“Smart growth” is a set of urban-planning policies that includes reducing suburban sprawl by subsidizing high-density urban living. In the case of Portland, Oregon, high-density policies have raised housing costs and increased traffic congestion and pollution-failures reminiscent of central planning in the Soviet era, according to Randal O’Toole in chapter 15. In chapter 16, Pierre Desrochers examines privately planned eco-industrial parks (e.g., that of Kalundborg, Denmark) and finds that government planners can do little to improve upon them other than simply to remove regulatory barriers to resource recovery.

Part 6: By-products of Environmental Bureaucracy

Environmental bureaucrats have adopted creative means to expand their regulatory reach. The EPA’s billion-dollar legal settlement with heavy-duty diesel engine manufacturers illustrates that one new tool—regulation by litigation—appears to be incompatible with the agency’s mandate to improve environmental quality, argue Bruce Yandle and Andrew P. Morriss in chapter 17. Environmental protection isn’t advanced when agencies exaggerate their successes and obscure their failures, but the EPA has repeatedly distorted its performance in implementing the Clean Air Act, Craig Marxsen argues in chapter 18.

Part 7: Debating Market-Based Environmentalism

In chapters 19 and 20, Roy E. Cordato and P. J. Hill debate the merits of excise taxes, tradable permits, and other market-based tools intended to help rationalize environmental policy. Cordato argues that because such tools are designed to help regulators meet government-chosen goals, they fall far short of a truly market-based approach to environmental policy, which would rely on price signals, the enforcement of private-property rights, and the common law of trespass and nuisance. Hill replies that despite their obvious reliance on government goals, “market-based” policies that utilize incentives would bring us closer to adopting a genuine private-property rights approach.

Part 8: Environmental Philosophy

Re-Thinking Green concludes with critiques of two philosophical doctrines that promote environmental bureaucracy.
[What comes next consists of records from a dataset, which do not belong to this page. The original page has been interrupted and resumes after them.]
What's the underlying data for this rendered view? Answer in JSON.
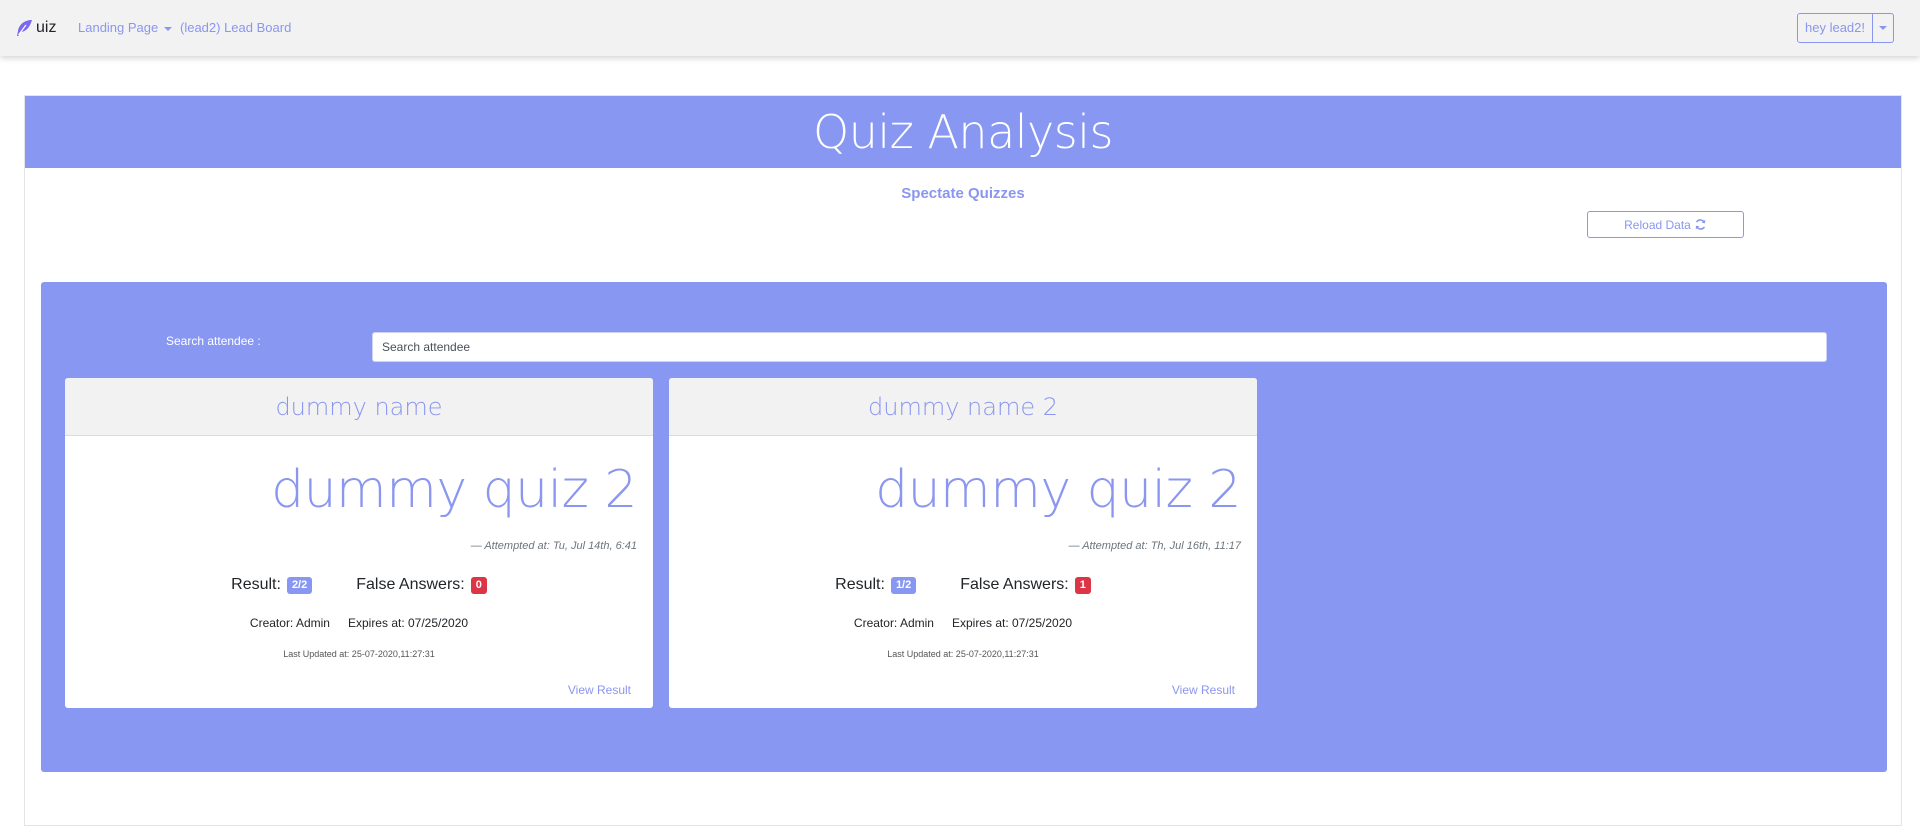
{
  "navbar": {
    "brand_text": "uiz",
    "landing_label": "Landing Page",
    "leadboard_label": "(lead2) Lead Board",
    "user_label": "hey lead2!"
  },
  "page": {
    "title": "Quiz Analysis",
    "subtitle": "Spectate Quizzes",
    "reload_label": "Reload Data"
  },
  "search": {
    "label": "Search attendee :",
    "placeholder": "Search attendee"
  },
  "cards": [
    {
      "attendee": "dummy name",
      "quiz": "dummy quiz 2",
      "attempted": "— Attempted at: Tu, Jul 14th, 6:41",
      "result_label": "Result:",
      "result_value": "2/2",
      "false_label": "False Answers:",
      "false_value": "0",
      "creator": "Creator: Admin",
      "expires": "Expires at: 07/25/2020",
      "updated": "Last Updated at: 25-07-2020,11:27:31",
      "view_label": "View Result"
    },
    {
      "attendee": "dummy name 2",
      "quiz": "dummy quiz 2",
      "attempted": "— Attempted at: Th, Jul 16th, 11:17",
      "result_label": "Result:",
      "result_value": "1/2",
      "false_label": "False Answers:",
      "false_value": "1",
      "creator": "Creator: Admin",
      "expires": "Expires at: 07/25/2020",
      "updated": "Last Updated at: 25-07-2020,11:27:31",
      "view_label": "View Result"
    }
  ],
  "colors": {
    "accent": "#8897f1",
    "link": "#8a96f0",
    "danger": "#dc3545",
    "navbar_bg": "#f2f2f2"
  },
  "icons": {
    "brand": "feather-icon",
    "reload": "refresh-icon",
    "dropdown": "caret-down-icon"
  }
}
In chapter 21 philosopher Loren Lomasky defends the automobile against the charge that it fosters social alienation and explains eloquently how cars help individuals direct the course of their own lives.

Finally, “existence value” (the theoretical value attached to knowing that wildlife and wilderness exist somewhere in a pristine condition, unspoiled by man) is scrutinized by Robert H. Nelson in chapter 22. Nelson argues that despite its scientific veneer, this concept is highly problematic and is rooted in a fundamentalist environmental theology.

About the Editors

Robert Higgs is Senior Fellow in Political Economy at The Independent Institute, author of Against Leviathan and Crisis and Leviathan, and editor of the scholarly quarterly journal, The Independent Review.

Carl Close is the Academic Affairs Director of the Independent Institute in Oakland, Calif. and assistant editor of The Independent Review: A Journal of Political Economy.

Product Details

$22.95 Paperback • ISBN 978-0-94599-997-3 • 480 Pages • Index • 6 x 9 Inches • 4 Tables • 1 Figure

Buy Re-Thinking Green for $19.50 (softcover)